From clan to clan and village to village the style and colour of Vietnams ethnic minority groups showcase a vibrant and fascinating culture of textile traditions. One of the largest and most diverse of these groups is that of the Hmong. From the sedate indigo garb of the Black Hmong of Sapa to the explosive colour of the Flower Hmong around Lao Cai each has adopted a unique costume and identity. Here are just some of the beautiful Hmong I've encountered on my travels through Northern Vietnam.
if you are in Sapa around the New Year you can see the Black Hmong from around the district celebrate the Spring Festival - where thousands gather in their full traditional costume for a day of traditional games and rituals. Whilst most women wear their tradtional clothing all the time - this festival is an opportunity to also see the men and boys all decked out.
One of the largest and most diverse of the ethnic minority groups of Vietnam is the Dao (pronounced “Zao”) who settled in the northern border region of Vietnam after leaving China in the 12th and 13th centuries.

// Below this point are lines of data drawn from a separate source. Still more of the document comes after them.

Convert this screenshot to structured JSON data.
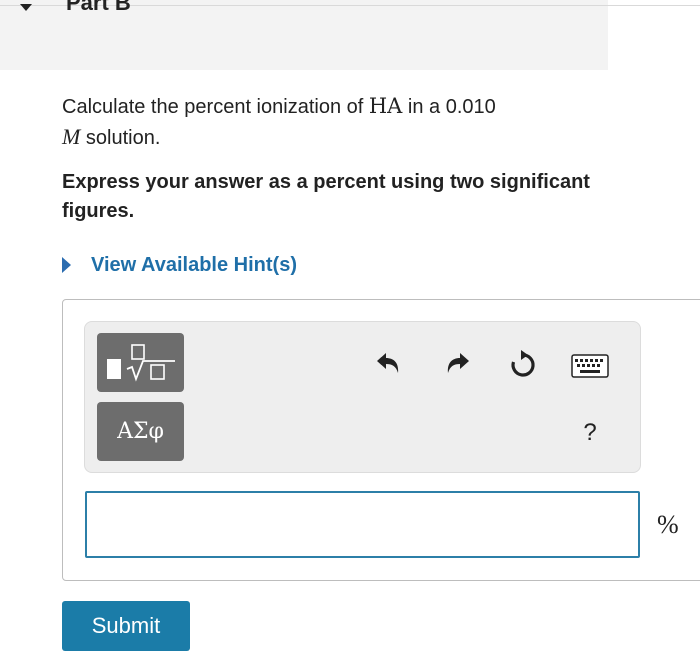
{
  "part": {
    "title": "Part B"
  },
  "question": {
    "prefix": "Calculate the percent ionization of ",
    "species": "HA",
    "middle": " in a 0.010",
    "unit": "M",
    "suffix": " solution."
  },
  "instruction": "Express your answer as a percent using two significant figures.",
  "hint": {
    "label": "View Available Hint(s)"
  },
  "toolbar": {
    "templates_icon": "templates-sqrt-icon",
    "greek_label": "ΑΣφ",
    "undo_icon": "undo-icon",
    "redo_icon": "redo-icon",
    "reset_icon": "reset-icon",
    "keyboard_icon": "keyboard-icon",
    "help_label": "?"
  },
  "answer": {
    "value": "",
    "units": "%"
  },
  "submit": {
    "label": "Submit"
  },
  "colors": {
    "accent": "#1b7ca8",
    "hint_link": "#1f6fa8",
    "tool_button": "#6d6d6d",
    "input_border": "#2c7fa8"
  }
}
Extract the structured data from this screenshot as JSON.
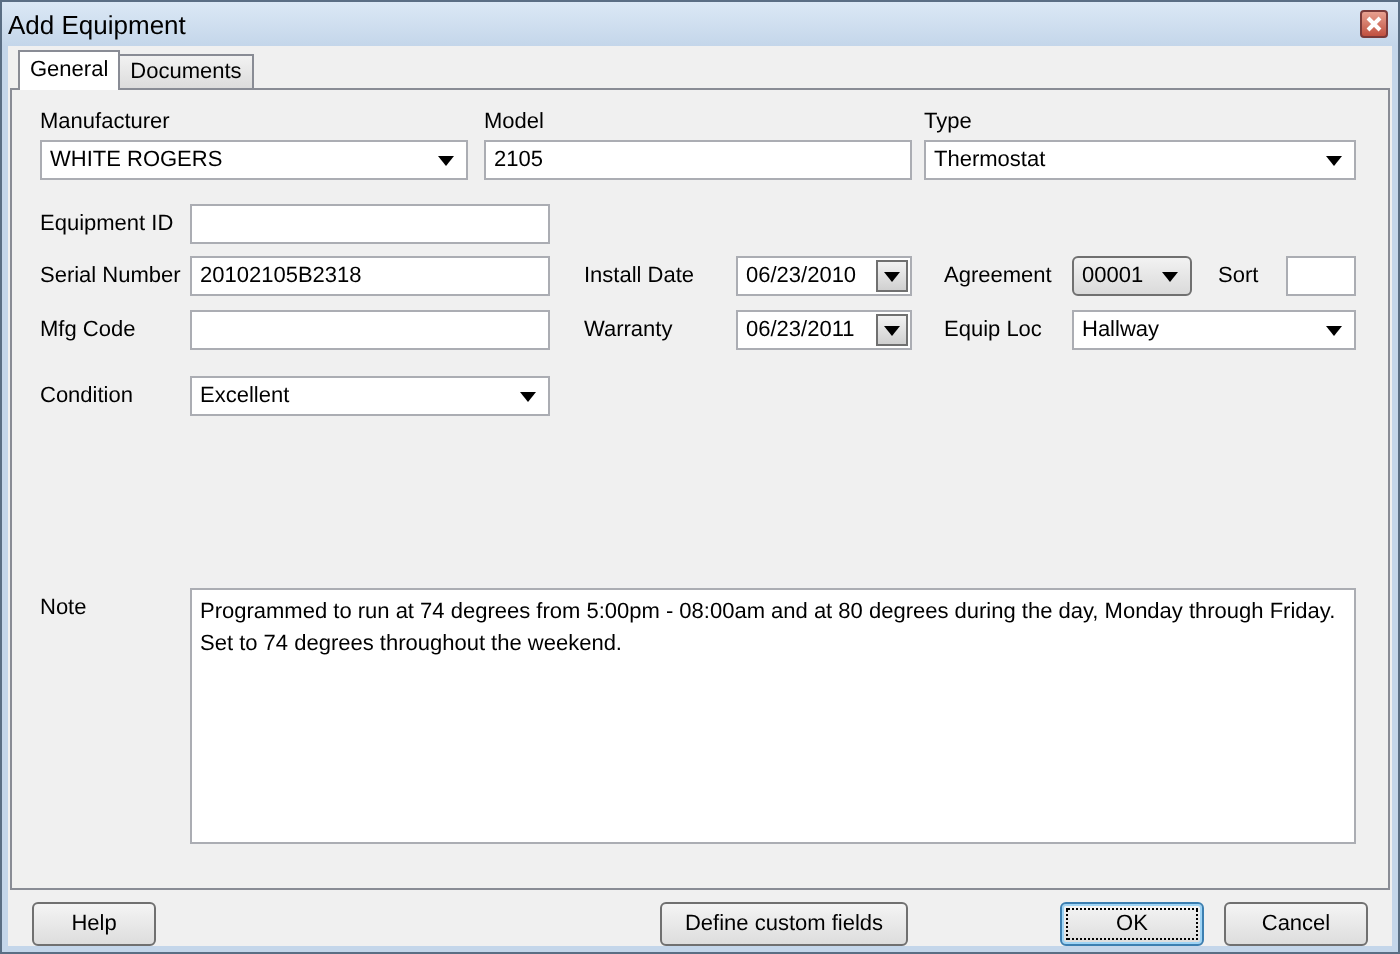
{
  "window": {
    "title": "Add Equipment"
  },
  "tabs": [
    {
      "label": "General",
      "selected": true
    },
    {
      "label": "Documents",
      "selected": false
    }
  ],
  "manufacturer": {
    "label": "Manufacturer",
    "value": "WHITE ROGERS"
  },
  "model": {
    "label": "Model",
    "value": "2105"
  },
  "type": {
    "label": "Type",
    "value": "Thermostat"
  },
  "equipment_id": {
    "label": "Equipment ID"
  },
  "serial_number": {
    "label": "Serial Number",
    "value": "20102105B2318"
  },
  "install_date": {
    "label": "Install Date",
    "value": "06/23/2010"
  },
  "agreement": {
    "label": "Agreement",
    "value": "00001"
  },
  "sort": {
    "label": "Sort"
  },
  "mfg_code": {
    "label": "Mfg Code"
  },
  "warranty": {
    "label": "Warranty",
    "value": "06/23/2011"
  },
  "equip_loc": {
    "label": "Equip Loc",
    "value": "Hallway"
  },
  "condition": {
    "label": "Condition",
    "value": "Excellent"
  },
  "note": {
    "label": "Note",
    "value": "Programmed to run at 74 degrees from 5:00pm - 08:00am and at 80 degrees during the day, Monday through Friday. Set to 74 degrees throughout the weekend."
  },
  "buttons": [
    {
      "label": "Help",
      "default": false
    },
    {
      "label": "Define custom fields",
      "default": false
    },
    {
      "label": "OK",
      "default": true
    },
    {
      "label": "Cancel",
      "default": false
    }
  ]
}
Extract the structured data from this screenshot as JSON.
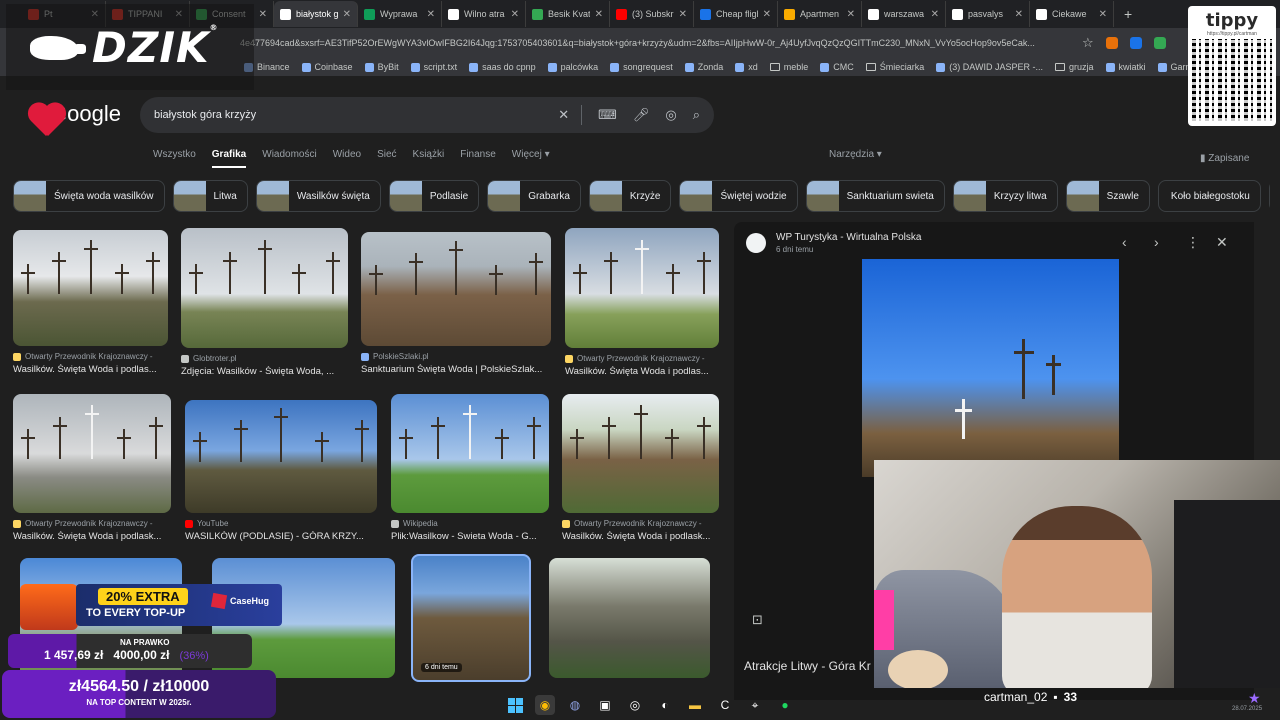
{
  "tabs": [
    {
      "title": "Pt",
      "color": "#d93025"
    },
    {
      "title": "TIPPANI",
      "color": "#d93025"
    },
    {
      "title": "Consent",
      "color": "#34a853"
    },
    {
      "title": "białystok g",
      "color": "#ffffff",
      "active": true
    },
    {
      "title": "Wyprawa",
      "color": "#0f9d58"
    },
    {
      "title": "Wilno atra",
      "color": "#ffffff"
    },
    {
      "title": "Besik Kvat",
      "color": "#34a853"
    },
    {
      "title": "(3) Subskr",
      "color": "#ff0000"
    },
    {
      "title": "Cheap fligh",
      "color": "#1a73e8"
    },
    {
      "title": "Apartmen",
      "color": "#f9ab00"
    },
    {
      "title": "warszawa",
      "color": "#ffffff"
    },
    {
      "title": "pasvalys",
      "color": "#ffffff"
    },
    {
      "title": "Ciekawe",
      "color": "#ffffff"
    }
  ],
  "address": {
    "url": "4e477694cad&sxsrf=AE3TifP52OrEWgWYA3vlOwIFBG2I64Jqg:1753705403601&q=białystok+góra+krzyży&udm=2&fbs=AIIjpHwW-0r_Aj4UyfJvqQzQzQGITTmC230_MNxN_VvYo5ocHop9ov5eCak..."
  },
  "bookmarks": [
    "Binance",
    "Coinbase",
    "ByBit",
    "script.txt",
    "saas do cpnp",
    "palcówka",
    "songrequest",
    "Zonda",
    "xd",
    "meble",
    "CMC",
    "Śmieciarka",
    "(3) DAWID JASPER -...",
    "gruzja",
    "kwiatki",
    "Garmin"
  ],
  "overlay": {
    "brand": "DZIK",
    "reg": "®",
    "tippy": "tippy",
    "tippy_sub": "https://tippy.pl/cartman"
  },
  "google": {
    "logo_text": "Google",
    "query": "białystok góra krzyży"
  },
  "nav": {
    "items": [
      "Wszystko",
      "Grafika",
      "Wiadomości",
      "Wideo",
      "Sieć",
      "Książki",
      "Finanse",
      "Więcej ▾"
    ],
    "tools": "Narzędzia ▾",
    "saved": "Zapisane"
  },
  "chips": [
    "Święta woda wasilków",
    "Litwa",
    "Wasilków święta",
    "Podlasie",
    "Grabarka",
    "Krzyże",
    "Świętej wodzie",
    "Sanktuarium swieta",
    "Krzyzy litwa",
    "Szawle",
    "Koło białegostoku",
    "S"
  ],
  "results": [
    {
      "src": "Otwarty Przewodnik Krajoznawczy -",
      "cap": "Wasilków. Święta Woda i podlas...",
      "color": "#fdd663"
    },
    {
      "src": "Globtroter.pl",
      "cap": "Zdjęcia: Wasilków - Święta Woda, ...",
      "color": "#c4c7c5"
    },
    {
      "src": "PolskieSzlaki.pl",
      "cap": "Sanktuarium Święta Woda | PolskieSzlak...",
      "color": "#8ab4f8"
    },
    {
      "src": "Otwarty Przewodnik Krajoznawczy -",
      "cap": "Wasilków. Święta Woda i podlas...",
      "color": "#fdd663"
    },
    {
      "src": "Otwarty Przewodnik Krajoznawczy -",
      "cap": "Wasilków. Święta Woda i podlask...",
      "color": "#fdd663"
    },
    {
      "src": "YouTube",
      "cap": "WASILKÓW (PODLASIE) - GÓRA KRZY...",
      "color": "#ff0000"
    },
    {
      "src": "Wikipedia",
      "cap": "Plik:Wasilkow - Swieta Woda - G...",
      "color": "#c4c7c5"
    },
    {
      "src": "Otwarty Przewodnik Krajoznawczy -",
      "cap": "Wasilków. Święta Woda i podlask...",
      "color": "#fdd663"
    }
  ],
  "bottom_badge": "6 dni temu",
  "panel": {
    "source": "WP Turystyka - Wirtualna Polska",
    "date": "6 dni temu",
    "caption": "Atrakcje Litwy - Góra Kr"
  },
  "chat": {
    "user": "cartman_02",
    "count": "33"
  },
  "promo": {
    "percent": "20% EXTRA",
    "line": "TO EVERY TOP-UP",
    "brand": "CaseHug"
  },
  "goal1": {
    "label": "NA PRAWKO",
    "current": "1 457,69 zł",
    "target": "4000,00 zł",
    "pct": "(36%)"
  },
  "goal2": {
    "value": "zł4564.50 / zł10000",
    "sub": "NA TOP CONTENT W 2025r."
  },
  "clock": "28.07.2025"
}
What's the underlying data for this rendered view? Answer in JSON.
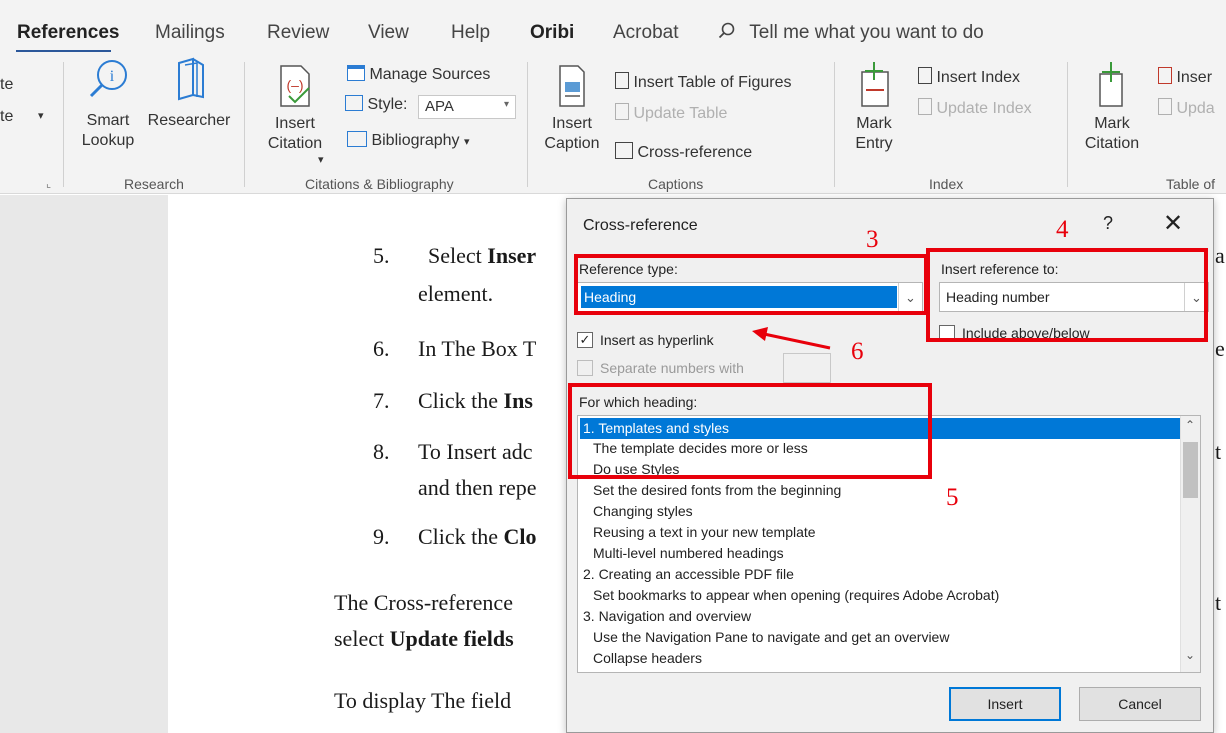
{
  "tabs": [
    {
      "label": "References",
      "active": true
    },
    {
      "label": "Mailings"
    },
    {
      "label": "Review"
    },
    {
      "label": "View"
    },
    {
      "label": "Help"
    },
    {
      "label": "Oribi"
    },
    {
      "label": "Acrobat"
    }
  ],
  "tell_me": "Tell me what you want to do",
  "ribbon": {
    "partial_left_1": "te",
    "partial_left_2": "te",
    "smart_lookup": "Smart Lookup",
    "researcher": "Researcher",
    "insert_citation": "Insert Citation",
    "manage_sources": "Manage Sources",
    "style_label": "Style:",
    "style_value": "APA",
    "bibliography": "Bibliography",
    "insert_caption": "Insert Caption",
    "insert_table_of_figures": "Insert Table of Figures",
    "update_table": "Update Table",
    "cross_reference": "Cross-reference",
    "mark_entry": "Mark Entry",
    "insert_index": "Insert Index",
    "update_index": "Update Index",
    "mark_citation": "Mark Citation",
    "insert_toa": "Inser",
    "update_toa": "Upda",
    "groups": {
      "research": "Research",
      "citations": "Citations & Bibliography",
      "captions": "Captions",
      "index": "Index",
      "table_of": "Table of"
    }
  },
  "document": {
    "item5_num": "5.",
    "item5_pre": "Select ",
    "item5_bold": "Inser",
    "item5_line2": "element.",
    "item6_num": "6.",
    "item6_text": "In The Box T",
    "item7_num": "7.",
    "item7_pre": "Click the ",
    "item7_bold": "Ins",
    "item8_num": "8.",
    "item8_text": "To Insert adc",
    "item8_line2": "and then repe",
    "item9_num": "9.",
    "item9_pre": "Click the ",
    "item9_bold": "Clo",
    "para1_line1": "The Cross-reference",
    "para1_line2_pre": "select ",
    "para1_line2_bold": "Update fields",
    "para2": "To display The field",
    "right_a": "a",
    "right_e": "e",
    "right_t1": "t",
    "right_t2": "t"
  },
  "dialog": {
    "title": "Cross-reference",
    "help": "?",
    "close": "✕",
    "reference_type_label": "Reference type:",
    "reference_type_value": "Heading",
    "insert_reference_label": "Insert reference to:",
    "insert_reference_value": "Heading number",
    "include_above_below": "Include above/below",
    "insert_as_hyperlink": "Insert as hyperlink",
    "separate_numbers": "Separate numbers with",
    "for_which_label": "For which heading:",
    "headings": [
      "1. Templates and styles",
      "The template decides more or less",
      "Do use Styles",
      "Set the desired fonts from the beginning",
      "Changing styles",
      "Reusing a text in your new template",
      "Multi-level numbered headings",
      "2. Creating an accessible PDF file",
      "Set bookmarks to appear when opening (requires Adobe Acrobat)",
      "3. Navigation and overview",
      "Use the Navigation Pane to navigate and get an overview",
      "Collapse headers"
    ],
    "selected_heading_index": 0,
    "insert_button": "Insert",
    "cancel_button": "Cancel"
  },
  "annotations": {
    "n3": "3",
    "n4": "4",
    "n5": "5",
    "n6": "6"
  },
  "colors": {
    "annotation_red": "#e8000b",
    "selection_blue": "#0078d7",
    "tab_underline": "#2b579a"
  }
}
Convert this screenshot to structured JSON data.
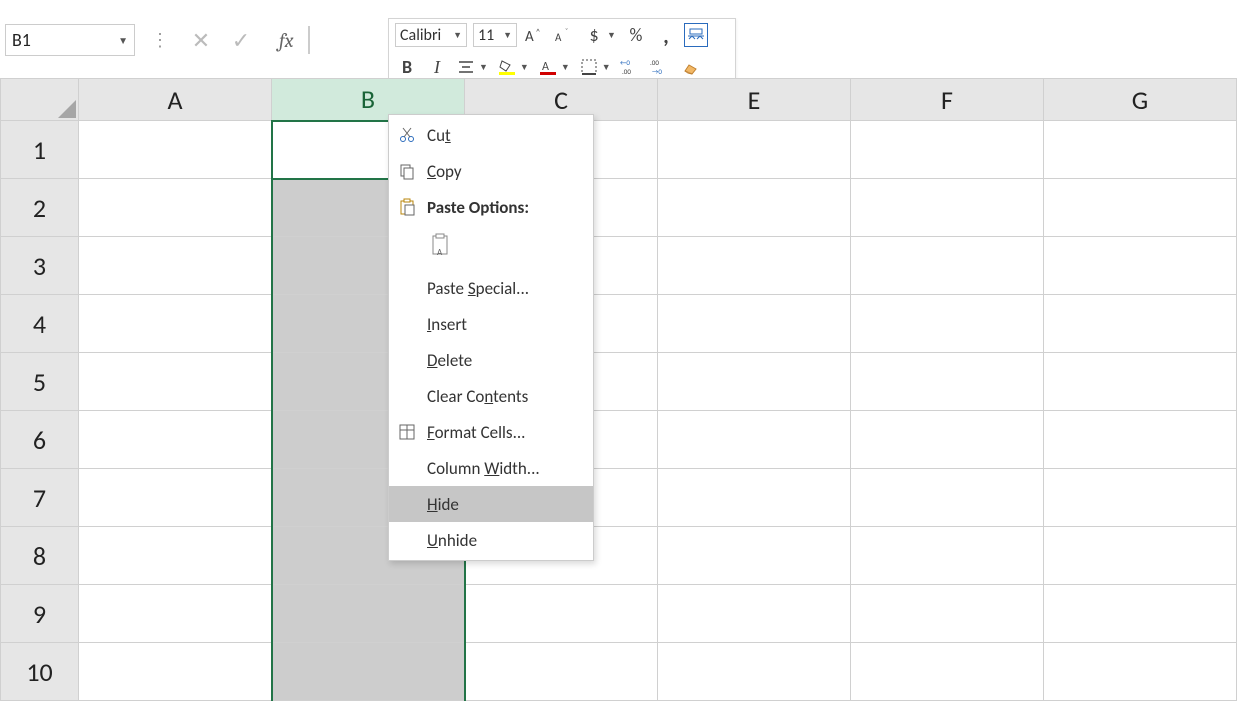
{
  "nameBox": {
    "value": "B1"
  },
  "miniToolbar": {
    "fontName": "Calibri",
    "fontSize": "11"
  },
  "columns": {
    "A": "A",
    "B": "B",
    "C": "C",
    "E": "E",
    "F": "F",
    "G": "G"
  },
  "rows": [
    "1",
    "2",
    "3",
    "4",
    "5",
    "6",
    "7",
    "8",
    "9",
    "10"
  ],
  "contextMenu": {
    "cut": "Cut",
    "copy": "Copy",
    "pasteOptionsHeader": "Paste Options:",
    "pasteSpecial": "Paste Special...",
    "insert": "Insert",
    "delete": "Delete",
    "clearContents": "Clear Contents",
    "formatCells": "Format Cells...",
    "columnWidth": "Column Width...",
    "hide": "Hide",
    "unhide": "Unhide"
  }
}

Like many of the ethnic minority group clans the different Dao clans are often named after the style and colour of their clothing, and even today its not uncommon to see Dao women in full traditional clothing as they go about their day. Dao women's outfits are always made of dark indigo trousers and jackets but the degree of decoration and their different headwear and hairstyles is how you can tell the difference between the clans. Here is a collection of photos taken of some of the beautiful Dao women I've met on my travels.
This beautiful woman is part of the Black Dao clan that live in the area west of Sapa. Unlike their Dao neighbours in Sapa they do not decorate their clothing with embroidery - but always wear a colourful bib of bright pink ribbons, a belt with pink tassels and a distinctive coiled headdress with a silver ornament on top. When she goes to market she usually covers the headdress in a black scarf.
Today many of the women only wear their turbans in the winter time - but its not uncommon to see the older women wearing them at all times of the year.
I had seen these beautiful Black Dao women at a number of markets - I thought they'd just forgot their hats! But it turns out that their clan of Dao pride themselves on their beautiful hairstyles - and treat their hair with pig fat to make it pliable and shiny!
I started running my textile focussed tours back in 2007. Over the years I've seen some of the most gorgeous textiles made by the most gorgeous women. This blog is a reflection on some of these